The ruling is therefore causing much consternation in international bond markets. Paul Singer may finally be uniting his enemies. The ruling could result in Argentina deciding to ‘offshore’ payments to her international creditors – bypassing New York banks. Furthermore bond investors may not want to risk having ‘haircuts’ on their agreed debt service payments ruled on unilaterally by New York’s district judges – many of whom may have little understanding of the macroeconomics or dynamics of sovereign debt negotiations. They may therefore shun New York in future as a jurisdiction for registering bond purchases.
This disruptive and disorderly management of sovereign defaults is the reason that so many have backed the proposal of Kunibert Raffer of the University of Vienna (the ‘Raffer proposal’) for a just and fair sovereign insolvency process that would be based on the application of justice and reason; that would protect human rights – both those of the debtor as well as the rights of creditors. Above all, Raffer’s proposal would ensure that neither creditors nor debtors can influence or decide on their own claims or payments. Instead a neutral judge, chosen and agreed by both sides, would arbitrate between both creditors and debtor.

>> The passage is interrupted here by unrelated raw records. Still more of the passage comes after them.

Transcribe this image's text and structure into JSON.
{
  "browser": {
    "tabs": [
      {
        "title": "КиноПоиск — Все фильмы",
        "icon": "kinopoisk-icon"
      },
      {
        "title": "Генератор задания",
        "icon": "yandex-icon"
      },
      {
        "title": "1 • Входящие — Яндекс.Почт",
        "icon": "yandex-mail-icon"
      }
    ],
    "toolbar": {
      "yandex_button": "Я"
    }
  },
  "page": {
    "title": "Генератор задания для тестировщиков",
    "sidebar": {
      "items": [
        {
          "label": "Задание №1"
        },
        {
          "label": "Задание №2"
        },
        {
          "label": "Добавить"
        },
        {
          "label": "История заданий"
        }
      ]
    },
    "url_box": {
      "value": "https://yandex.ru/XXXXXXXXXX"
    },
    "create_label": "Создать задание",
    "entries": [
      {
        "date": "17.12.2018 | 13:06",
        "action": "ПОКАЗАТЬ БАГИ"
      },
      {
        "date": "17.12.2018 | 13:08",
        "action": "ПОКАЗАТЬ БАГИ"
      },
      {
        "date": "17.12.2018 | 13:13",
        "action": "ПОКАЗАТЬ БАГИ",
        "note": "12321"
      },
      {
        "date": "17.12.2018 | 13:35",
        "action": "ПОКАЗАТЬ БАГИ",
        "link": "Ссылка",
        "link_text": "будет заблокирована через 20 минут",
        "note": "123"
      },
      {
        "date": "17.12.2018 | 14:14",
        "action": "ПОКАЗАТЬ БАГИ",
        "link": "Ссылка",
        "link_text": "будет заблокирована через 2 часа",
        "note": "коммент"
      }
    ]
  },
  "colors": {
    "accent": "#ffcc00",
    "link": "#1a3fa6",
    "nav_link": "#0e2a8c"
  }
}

Will Argentina’s epic struggle with Elliott Management Corporation lead to the enlightened adoption of the Raffer Proposal – just as enlightened creditors backed Britain’s Bankrupts (England) Act 1825?
There are reasons to be cheerful. Back in 2001 Andy Haldane, of the International Finance Division of the Bank of England co-authored a paper with Mark Kruger of the Bank of Canada that helped persuade the IMF of the need for change. Soon after, the IMF deputy Managing Director, Anne Krueger proposed a ‘Sovereign Debt Restructuring Mechanism’. This too fell by the wayside, owing to lobbying by Wall St’s vulture funds; but also to the IMF’s insistence that its own debts could never be included in any process.
For the times they may be a’changing. A New York judge’s acceptance of Paul Singer’s audacious claim to be repaid in full, to the detriment of international creditors and New York banks, as well as Argentina, may just be a step too far.
As Mario Bleier, ex-governor of the central Bank of Argentina argues in the FT (25th Nov, 2012) :
“Judge Thomas Griesa’s decision is disruptive for capital markets, setting perverse incentives and running against fundamental financial principles …and could have serious consequences not only for Argentina but, more important, for many recent and probably future debt relief cases.”
We may be witnessing the gradual demise, if not the extinction, of vulture funds.
 A Case Study of a Currency Crisis: The Russian Default of 1998 by Abbigail J. Chiodo and Michael T. Owyang. November-December, 2002. St Louis Fed. http://research.stlouisfed.org/publications/review/02/11/ChiodoOwyang.pdf